Excerpts from a dataset:
--- START ---

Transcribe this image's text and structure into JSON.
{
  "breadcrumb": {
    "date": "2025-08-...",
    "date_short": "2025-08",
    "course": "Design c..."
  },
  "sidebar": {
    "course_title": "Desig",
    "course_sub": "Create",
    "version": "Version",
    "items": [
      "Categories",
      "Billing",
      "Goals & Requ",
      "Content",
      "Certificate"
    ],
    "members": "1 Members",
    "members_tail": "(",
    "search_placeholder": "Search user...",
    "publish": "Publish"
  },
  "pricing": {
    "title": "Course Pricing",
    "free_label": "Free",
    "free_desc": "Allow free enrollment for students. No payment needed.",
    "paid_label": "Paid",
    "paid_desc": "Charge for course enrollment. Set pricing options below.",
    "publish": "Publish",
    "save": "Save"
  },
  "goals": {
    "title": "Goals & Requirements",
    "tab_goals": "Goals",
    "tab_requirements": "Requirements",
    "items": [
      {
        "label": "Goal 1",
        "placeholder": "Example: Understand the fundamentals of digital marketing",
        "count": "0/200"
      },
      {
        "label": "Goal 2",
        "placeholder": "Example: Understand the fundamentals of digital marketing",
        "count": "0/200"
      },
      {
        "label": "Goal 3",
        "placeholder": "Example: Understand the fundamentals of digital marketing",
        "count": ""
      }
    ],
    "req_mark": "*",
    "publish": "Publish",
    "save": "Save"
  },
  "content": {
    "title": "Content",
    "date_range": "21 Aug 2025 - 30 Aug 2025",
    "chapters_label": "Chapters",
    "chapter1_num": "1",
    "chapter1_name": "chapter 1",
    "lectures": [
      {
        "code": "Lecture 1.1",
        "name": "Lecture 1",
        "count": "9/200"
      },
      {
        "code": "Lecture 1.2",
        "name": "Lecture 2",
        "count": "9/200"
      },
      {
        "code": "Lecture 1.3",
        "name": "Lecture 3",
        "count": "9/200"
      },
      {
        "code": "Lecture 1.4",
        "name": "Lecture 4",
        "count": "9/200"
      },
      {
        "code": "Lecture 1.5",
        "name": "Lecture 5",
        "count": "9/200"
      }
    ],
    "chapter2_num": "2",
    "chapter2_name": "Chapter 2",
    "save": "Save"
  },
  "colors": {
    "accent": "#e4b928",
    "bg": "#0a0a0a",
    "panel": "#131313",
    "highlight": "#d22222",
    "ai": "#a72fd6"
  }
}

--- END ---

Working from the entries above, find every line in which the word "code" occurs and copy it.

        "code": "Lecture 1.1",
        "code": "Lecture 1.2",
        "code": "Lecture 1.3",
        "code": "Lecture 1.4",
        "code": "Lecture 1.5",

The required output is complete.